When the women’s 100-meter race began at the Tokyo Olympics, American star runner Sha’Carri Richardson was absent. She had qualified with a fantastic running time, but shortly afterwards was excluded from the Olympic Games by her federation. Shortly after her much acclaimed victory at the qualifying competitions in the United States, she tested positive for THC.
The disqualification of the 100-meter runner set the stage for a renewed flare-up of an old controversy: How does the use of cannabis affect athletes’ performance and how sensible is it that the substance is banned in top-level sport?
This is because cannabis is listed as a prohibited doping substance by the World Anti-Doping Agency (WADA). Only, at the current state of knowledge, there is no scientific evidence that its use of cannabis would improve the speed and strength of athletes. In fact, many medical experts believe that the drug may actually decrease physical performance.
The real reason why athletes ingest cannabis seems to lie somewhere else entirely. According to a 2019 study in which 1161 athletes used cannabis, about 70% of them said it helped them sleep better and experience less pain during workouts. An astonishing 60% said it made them feel more relaxed. In a University of Colorado survey, 70% of respondents said they use cannabis to motivate themselves to exercise, and 78% to promote recreation.
This also explains the prevalence of cannabis in elite sports.

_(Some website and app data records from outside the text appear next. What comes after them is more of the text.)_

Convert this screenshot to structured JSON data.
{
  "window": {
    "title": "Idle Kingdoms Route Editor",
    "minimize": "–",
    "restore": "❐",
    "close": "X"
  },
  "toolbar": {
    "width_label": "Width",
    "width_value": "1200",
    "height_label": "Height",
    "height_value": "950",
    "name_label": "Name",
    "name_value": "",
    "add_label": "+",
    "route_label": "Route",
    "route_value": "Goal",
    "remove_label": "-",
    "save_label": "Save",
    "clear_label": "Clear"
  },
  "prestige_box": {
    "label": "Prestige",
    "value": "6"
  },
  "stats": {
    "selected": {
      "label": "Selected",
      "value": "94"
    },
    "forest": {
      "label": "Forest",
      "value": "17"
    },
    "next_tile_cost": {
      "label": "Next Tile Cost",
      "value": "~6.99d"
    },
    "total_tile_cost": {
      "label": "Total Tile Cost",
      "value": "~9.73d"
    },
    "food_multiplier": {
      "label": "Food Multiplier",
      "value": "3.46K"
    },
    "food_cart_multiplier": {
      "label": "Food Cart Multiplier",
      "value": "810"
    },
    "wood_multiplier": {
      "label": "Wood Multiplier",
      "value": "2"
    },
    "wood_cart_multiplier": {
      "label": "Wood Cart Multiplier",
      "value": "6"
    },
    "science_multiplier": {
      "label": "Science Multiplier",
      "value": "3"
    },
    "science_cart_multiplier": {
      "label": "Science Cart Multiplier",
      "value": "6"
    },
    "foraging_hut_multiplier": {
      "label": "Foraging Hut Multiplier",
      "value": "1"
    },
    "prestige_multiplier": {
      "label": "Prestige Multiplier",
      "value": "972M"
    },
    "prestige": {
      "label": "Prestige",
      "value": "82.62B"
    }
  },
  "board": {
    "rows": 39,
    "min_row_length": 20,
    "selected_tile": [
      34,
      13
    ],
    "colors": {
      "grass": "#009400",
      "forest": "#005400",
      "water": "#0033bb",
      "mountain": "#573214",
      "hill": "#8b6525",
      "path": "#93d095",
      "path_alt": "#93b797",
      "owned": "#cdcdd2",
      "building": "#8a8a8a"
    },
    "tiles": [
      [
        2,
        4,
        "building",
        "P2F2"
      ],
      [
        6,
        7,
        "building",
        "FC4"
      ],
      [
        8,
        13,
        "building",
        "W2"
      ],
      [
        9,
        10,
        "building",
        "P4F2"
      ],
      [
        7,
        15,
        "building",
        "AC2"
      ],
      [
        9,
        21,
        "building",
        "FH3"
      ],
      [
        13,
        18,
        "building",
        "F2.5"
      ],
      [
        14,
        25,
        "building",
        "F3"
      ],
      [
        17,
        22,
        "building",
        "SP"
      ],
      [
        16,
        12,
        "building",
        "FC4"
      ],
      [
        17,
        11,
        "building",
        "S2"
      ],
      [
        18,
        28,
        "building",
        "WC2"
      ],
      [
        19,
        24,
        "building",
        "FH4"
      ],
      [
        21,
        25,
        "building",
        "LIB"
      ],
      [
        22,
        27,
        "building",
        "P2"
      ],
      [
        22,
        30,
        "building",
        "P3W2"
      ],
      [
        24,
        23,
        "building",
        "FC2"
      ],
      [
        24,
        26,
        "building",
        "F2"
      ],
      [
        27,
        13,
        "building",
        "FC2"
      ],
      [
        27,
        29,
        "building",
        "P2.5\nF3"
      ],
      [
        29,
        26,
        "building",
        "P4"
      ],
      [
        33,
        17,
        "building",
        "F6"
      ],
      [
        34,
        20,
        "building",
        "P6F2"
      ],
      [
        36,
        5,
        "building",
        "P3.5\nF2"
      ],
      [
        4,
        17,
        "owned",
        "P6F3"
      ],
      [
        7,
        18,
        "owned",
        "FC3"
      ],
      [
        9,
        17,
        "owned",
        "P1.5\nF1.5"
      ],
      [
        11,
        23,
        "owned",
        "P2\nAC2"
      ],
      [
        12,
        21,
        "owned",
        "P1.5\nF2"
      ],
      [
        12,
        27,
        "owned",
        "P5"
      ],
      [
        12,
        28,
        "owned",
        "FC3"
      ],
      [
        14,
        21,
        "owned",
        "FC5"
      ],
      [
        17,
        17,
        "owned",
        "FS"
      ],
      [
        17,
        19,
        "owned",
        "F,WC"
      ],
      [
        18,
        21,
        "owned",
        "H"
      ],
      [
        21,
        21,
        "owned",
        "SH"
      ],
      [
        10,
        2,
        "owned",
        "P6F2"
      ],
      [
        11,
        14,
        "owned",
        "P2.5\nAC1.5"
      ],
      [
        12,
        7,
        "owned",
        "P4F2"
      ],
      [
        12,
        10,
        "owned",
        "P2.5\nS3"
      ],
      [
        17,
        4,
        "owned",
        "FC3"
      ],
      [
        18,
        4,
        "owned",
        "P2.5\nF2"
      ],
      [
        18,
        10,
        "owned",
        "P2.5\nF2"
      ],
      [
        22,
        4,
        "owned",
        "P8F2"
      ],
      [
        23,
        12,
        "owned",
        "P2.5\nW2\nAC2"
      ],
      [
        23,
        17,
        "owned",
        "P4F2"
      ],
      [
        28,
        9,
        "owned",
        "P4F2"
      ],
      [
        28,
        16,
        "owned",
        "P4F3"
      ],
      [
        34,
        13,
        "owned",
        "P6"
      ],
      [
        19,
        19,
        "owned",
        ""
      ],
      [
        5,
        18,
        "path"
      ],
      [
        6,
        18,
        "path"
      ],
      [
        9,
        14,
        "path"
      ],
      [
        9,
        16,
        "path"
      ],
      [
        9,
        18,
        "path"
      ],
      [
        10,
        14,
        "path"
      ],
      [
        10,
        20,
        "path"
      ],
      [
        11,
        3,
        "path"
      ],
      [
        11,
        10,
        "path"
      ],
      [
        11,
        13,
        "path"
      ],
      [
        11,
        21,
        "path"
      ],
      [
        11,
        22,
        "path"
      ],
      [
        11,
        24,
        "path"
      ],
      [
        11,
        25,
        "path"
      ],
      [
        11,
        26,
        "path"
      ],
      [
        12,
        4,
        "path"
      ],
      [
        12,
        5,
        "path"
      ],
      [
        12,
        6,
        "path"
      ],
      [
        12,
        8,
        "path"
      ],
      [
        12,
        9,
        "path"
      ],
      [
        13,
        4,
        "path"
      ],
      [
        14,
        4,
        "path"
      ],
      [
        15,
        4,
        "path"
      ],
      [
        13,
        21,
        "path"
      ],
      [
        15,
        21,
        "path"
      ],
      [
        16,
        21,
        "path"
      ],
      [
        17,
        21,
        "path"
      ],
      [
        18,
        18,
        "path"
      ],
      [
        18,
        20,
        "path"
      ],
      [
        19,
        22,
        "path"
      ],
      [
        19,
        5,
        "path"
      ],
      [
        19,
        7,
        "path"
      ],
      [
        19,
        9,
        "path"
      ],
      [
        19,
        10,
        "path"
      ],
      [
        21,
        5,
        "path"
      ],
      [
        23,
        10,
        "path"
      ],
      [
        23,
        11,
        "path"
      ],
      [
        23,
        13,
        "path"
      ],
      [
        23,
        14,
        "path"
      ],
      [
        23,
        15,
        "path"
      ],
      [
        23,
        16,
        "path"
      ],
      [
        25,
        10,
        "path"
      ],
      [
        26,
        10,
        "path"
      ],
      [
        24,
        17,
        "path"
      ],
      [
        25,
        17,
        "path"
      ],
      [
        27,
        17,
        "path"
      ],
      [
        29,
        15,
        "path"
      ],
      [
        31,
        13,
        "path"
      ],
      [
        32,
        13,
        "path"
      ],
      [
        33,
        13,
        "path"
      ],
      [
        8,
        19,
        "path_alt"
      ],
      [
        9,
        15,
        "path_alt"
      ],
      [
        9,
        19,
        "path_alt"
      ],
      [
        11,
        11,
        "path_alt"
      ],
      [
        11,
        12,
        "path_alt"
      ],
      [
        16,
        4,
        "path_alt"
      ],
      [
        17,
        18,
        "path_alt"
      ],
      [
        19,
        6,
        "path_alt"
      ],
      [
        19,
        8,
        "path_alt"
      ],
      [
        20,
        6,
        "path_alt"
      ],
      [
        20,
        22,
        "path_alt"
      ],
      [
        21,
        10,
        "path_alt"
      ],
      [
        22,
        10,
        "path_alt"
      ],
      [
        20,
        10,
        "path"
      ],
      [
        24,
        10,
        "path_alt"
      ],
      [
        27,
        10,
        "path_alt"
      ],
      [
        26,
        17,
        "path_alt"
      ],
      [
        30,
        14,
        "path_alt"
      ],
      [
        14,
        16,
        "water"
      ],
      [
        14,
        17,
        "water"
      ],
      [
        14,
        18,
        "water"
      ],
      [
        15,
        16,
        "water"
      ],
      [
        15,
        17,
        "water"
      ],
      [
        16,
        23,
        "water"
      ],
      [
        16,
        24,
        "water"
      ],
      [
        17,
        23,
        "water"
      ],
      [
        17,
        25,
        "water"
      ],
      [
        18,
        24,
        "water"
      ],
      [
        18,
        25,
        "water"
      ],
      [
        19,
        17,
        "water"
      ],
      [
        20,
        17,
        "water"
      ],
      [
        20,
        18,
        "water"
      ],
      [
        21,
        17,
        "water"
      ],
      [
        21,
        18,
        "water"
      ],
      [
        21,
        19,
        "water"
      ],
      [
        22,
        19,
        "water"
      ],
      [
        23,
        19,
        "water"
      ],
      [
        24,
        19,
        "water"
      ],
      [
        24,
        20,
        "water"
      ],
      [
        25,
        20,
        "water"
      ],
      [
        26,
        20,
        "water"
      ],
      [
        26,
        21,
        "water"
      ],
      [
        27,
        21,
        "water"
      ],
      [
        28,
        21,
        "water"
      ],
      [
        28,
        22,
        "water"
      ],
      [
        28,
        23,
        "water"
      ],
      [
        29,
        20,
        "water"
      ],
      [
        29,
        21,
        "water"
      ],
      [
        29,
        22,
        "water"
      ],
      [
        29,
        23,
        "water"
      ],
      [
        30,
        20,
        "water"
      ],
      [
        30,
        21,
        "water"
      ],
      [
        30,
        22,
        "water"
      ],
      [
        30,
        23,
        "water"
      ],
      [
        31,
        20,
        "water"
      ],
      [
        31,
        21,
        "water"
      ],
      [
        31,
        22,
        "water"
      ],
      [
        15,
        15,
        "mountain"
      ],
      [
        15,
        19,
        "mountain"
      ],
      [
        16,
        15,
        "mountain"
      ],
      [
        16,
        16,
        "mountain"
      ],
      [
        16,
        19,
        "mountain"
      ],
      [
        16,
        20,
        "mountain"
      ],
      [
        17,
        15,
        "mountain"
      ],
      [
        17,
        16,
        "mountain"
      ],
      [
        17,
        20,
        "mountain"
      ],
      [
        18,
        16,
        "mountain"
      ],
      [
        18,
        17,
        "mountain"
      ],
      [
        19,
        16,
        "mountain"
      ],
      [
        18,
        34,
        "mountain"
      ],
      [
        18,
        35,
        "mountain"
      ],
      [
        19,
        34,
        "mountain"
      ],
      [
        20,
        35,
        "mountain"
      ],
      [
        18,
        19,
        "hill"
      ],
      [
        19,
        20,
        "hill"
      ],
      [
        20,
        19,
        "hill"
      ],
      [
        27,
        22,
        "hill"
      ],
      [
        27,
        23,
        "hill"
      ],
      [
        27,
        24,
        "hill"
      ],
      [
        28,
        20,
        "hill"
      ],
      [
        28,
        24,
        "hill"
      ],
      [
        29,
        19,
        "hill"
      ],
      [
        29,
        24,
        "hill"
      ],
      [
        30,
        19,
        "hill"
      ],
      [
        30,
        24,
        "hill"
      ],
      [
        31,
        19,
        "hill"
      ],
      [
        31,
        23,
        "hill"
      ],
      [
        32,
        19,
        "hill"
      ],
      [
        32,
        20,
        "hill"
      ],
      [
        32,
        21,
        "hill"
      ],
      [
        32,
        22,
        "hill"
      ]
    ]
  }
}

In the NHL, the North American hockey league, insiders estimate that about 60% regularly use cannabis. In the American Football and Basketball Leagues, the percentage is estimated to be over 50%. In these high-pressure environments, cannabis is a popular way to recreate and relax. After the USA Baseball League removed cannabis from the list of banned substances in 2019, the football and basketball leagues followed suit in 2020.
The New York Times has written extensively on the subject. Marijuana is now legal in numerous states in the US. After analyzing numerous studies, the paper concluded that “all subsequent studies indicate that cannabis does not improve strength or endurance.”
Is that why marijuana is a harmless drug that helps athletes unwind? It’s definitely worth taking a closer look at the research. After using marijuana, heart rate and blood pressure increase to such an extent that athletic performance is significantly impaired, according to simple tests with competitive athletes.1 Furthermore, reports of relaxation and increased recovery are based only on subjective reports of experience. For a conclusive analysis, more research is needed to assess the effects of cannabis use on the physical and psychological factors of sport.
 Campos, D. R., Yonamine, M., & de Moraes Moreau, R. L. (2003). Marijuana as doping in sports. Sports medicine, 33(6), 395-399
 Zeiger, J. S., Silvers, W. S., Fleegler, E. M., & Zeiger, R. S. (2019). Cannabis use in active athletes: behaviors related to subjective effects. PLoS One, 14(6), e0218998